Only in recent years, with the deaths of celebrities such as Kate Spade, Anthony Bourdain or Robin Williams, has the topic of suicide and depression been taken seriously in the south Asian community.
Before, mental health problems were often brushed off in our community as having a lack of faith, being ungrateful, or in some cases, a sign of witchcraft or spiritual possession by some evil demon (yes, I am serious).
But mental health is severely misunderstood in our culture and now is the time it MUST be taken seriously.
In the last several years, there has been a steady increase in the rate of suicides each years, according to the Centers for Disease Control (CDC).
“Suicide rates have been rising in nearly every state, according to the latest Vital Signs report by the Centers for Disease Control and Prevention (CDC). In 2016, nearly 45,000 Americans age 10 or older died by suicide. Suicide is the 10th leading cause of death and is one of just three leading causes that are on the rise.”
Depression is treatable.
Suicide is preventable.
And one of the ways it is, is by is counseling.
I’m curious to see what the general consensus is amongst south Asians on seeking therapy is.
I ask because it was common (for me, at least) to hear “only people with issues need therapy”. So do south Asians, in general, still believe that?
Therapy saved my life.
I went through a traumatic event in my life and was subsequently diagnosed with clinical depression. I stopped eating. I shut myself in a dark room. I didn’t want to meet anyone. I barely took care of myself and didn’t have the will or energy to take care of my two kids. I lost weight. I started losing my hair. I quit my job. I felt alone even though my family was worried about me and sought to “cheer me up”.
I wanted to die.
It didn’t matter how much I prayed and how often I did zikr (rememberance of God), I was in a dark hole – sinking deeper everyday.
I’m not ashamed to say that I briefly went on anti-depressants. It got me out of that hole and back out into the world. But I didn’t want to be on it forever. So when I felt like I was fine again, I weaned myself off of the medications. But because of the current situation I was dealing with at home at the time, I started to sink back into that hole.
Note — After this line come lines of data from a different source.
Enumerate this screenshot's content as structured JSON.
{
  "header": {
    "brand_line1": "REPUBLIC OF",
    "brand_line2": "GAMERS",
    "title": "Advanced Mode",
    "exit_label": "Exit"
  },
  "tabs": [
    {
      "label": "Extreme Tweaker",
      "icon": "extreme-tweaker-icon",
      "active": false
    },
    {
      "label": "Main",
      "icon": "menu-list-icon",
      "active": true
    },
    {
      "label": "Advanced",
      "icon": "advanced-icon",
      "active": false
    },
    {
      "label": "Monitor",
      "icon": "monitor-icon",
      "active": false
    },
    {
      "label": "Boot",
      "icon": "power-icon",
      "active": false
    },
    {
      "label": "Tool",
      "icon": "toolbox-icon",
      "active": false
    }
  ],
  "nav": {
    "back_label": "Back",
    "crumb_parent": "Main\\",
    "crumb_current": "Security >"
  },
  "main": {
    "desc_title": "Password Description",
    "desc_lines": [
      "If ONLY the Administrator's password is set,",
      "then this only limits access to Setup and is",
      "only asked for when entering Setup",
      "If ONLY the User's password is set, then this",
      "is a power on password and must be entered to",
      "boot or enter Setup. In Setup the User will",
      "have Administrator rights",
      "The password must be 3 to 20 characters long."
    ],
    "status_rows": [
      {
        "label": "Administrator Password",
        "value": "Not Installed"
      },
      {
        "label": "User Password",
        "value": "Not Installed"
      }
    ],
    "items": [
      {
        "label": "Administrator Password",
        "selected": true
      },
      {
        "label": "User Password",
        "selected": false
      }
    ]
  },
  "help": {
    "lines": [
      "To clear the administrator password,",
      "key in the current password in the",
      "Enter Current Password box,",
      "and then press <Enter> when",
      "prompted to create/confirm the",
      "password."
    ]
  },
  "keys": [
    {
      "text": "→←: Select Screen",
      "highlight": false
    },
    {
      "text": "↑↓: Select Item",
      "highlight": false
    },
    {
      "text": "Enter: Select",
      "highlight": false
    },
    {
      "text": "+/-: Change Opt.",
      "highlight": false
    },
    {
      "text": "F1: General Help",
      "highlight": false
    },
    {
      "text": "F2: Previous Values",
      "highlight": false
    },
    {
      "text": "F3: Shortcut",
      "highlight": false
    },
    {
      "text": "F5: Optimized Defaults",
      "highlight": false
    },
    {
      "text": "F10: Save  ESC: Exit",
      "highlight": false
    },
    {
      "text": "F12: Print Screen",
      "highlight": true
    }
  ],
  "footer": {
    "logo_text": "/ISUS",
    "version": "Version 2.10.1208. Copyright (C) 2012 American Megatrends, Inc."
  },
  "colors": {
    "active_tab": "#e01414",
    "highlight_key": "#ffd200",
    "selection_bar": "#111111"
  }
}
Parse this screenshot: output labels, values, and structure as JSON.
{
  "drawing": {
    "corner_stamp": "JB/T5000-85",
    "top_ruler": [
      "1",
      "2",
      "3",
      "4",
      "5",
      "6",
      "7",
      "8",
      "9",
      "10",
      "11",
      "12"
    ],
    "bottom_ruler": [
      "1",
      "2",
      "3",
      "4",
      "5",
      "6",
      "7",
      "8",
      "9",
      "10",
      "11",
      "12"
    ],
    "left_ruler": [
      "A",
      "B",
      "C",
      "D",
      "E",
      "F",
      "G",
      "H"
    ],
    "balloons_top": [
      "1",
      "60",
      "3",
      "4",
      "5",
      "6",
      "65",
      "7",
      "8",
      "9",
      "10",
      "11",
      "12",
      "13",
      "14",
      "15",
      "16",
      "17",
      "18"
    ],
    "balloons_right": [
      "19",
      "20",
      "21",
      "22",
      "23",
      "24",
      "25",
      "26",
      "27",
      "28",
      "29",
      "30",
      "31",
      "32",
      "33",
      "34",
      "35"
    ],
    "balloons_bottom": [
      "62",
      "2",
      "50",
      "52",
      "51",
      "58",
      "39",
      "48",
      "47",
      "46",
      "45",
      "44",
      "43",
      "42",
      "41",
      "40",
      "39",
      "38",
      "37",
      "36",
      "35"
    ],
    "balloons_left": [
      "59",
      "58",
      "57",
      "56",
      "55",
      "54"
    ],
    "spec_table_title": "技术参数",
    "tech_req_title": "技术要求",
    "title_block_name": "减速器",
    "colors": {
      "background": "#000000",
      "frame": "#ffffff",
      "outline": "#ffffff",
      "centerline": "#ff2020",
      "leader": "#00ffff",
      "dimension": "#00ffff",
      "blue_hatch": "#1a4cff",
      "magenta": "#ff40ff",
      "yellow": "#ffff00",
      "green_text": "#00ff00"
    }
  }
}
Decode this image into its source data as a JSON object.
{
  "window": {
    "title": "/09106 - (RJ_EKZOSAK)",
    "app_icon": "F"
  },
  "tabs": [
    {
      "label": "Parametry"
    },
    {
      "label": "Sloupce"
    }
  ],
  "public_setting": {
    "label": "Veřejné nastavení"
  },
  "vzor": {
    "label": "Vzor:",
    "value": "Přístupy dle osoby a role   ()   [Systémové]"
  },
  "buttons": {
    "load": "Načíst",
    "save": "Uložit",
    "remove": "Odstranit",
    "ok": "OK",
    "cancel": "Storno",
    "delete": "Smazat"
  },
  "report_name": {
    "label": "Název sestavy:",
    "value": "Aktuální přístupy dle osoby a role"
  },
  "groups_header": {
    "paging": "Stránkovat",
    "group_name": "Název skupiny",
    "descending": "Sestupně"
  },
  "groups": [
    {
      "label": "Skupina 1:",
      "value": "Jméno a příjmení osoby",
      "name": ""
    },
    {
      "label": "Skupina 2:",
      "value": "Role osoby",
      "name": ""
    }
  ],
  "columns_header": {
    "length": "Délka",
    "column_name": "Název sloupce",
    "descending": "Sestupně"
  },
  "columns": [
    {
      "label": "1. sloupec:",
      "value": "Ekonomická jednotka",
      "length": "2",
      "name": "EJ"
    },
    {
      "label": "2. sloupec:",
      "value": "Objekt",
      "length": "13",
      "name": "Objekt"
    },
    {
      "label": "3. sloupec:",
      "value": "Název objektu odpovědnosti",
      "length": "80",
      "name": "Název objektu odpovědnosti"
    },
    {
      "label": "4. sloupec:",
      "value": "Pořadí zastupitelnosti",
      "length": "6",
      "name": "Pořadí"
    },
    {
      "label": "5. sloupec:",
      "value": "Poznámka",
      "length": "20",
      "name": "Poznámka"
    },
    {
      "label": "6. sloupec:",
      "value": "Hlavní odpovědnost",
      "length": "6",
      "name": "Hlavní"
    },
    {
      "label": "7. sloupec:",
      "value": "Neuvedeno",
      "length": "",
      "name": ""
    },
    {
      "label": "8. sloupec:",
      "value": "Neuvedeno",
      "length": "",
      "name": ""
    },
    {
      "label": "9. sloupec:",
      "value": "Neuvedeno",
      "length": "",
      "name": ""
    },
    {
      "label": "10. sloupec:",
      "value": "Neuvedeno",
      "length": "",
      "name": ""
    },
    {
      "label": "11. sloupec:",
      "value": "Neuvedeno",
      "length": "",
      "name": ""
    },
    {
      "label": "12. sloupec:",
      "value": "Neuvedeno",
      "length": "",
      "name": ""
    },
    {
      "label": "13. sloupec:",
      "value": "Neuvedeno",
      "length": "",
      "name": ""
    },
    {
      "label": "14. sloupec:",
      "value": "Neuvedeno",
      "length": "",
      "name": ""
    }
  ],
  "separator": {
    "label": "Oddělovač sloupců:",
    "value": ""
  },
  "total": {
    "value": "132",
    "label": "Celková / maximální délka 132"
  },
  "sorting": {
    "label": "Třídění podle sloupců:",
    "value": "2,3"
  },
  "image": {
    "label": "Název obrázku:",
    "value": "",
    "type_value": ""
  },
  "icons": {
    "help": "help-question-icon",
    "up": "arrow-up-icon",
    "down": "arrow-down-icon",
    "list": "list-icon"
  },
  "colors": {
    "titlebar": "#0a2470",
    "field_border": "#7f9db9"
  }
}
So I sought therapy. And it was a blessing. I had, who I think, is the best therapist ever. I took me a few years to fully recover from what I went through, but because of her, I am here today five years later. I rebuilt my life with a new home, new marriage and a new child.
I’ve heard many people say “therapy doesn’t work…they just sit and listen to you, offer you nothing and take your money”. I wholeheartedly disagree. My advice – do not listen to people who say that. If you feel like you are falling into a hole and cannot get out, seek help. Seek therapy. Talk to licensed therapist, a psychiatrist or a psychologist. You are not alone.
For those fortunate enough to not be suffering from depression or suicidal thoughts, please keep an eye out for your loved one who may be suffering. Please do not ignore the red flags or brush them off as attention seekers.
I write this hoping that it helps someone who may be reading this.
I write this hoping to change the negative stigma many carry about therapy. There is nothing wrong with asking for help from those trained to do so.
I write this hoping to potentially save a life.
National Suicide Prevention Hotline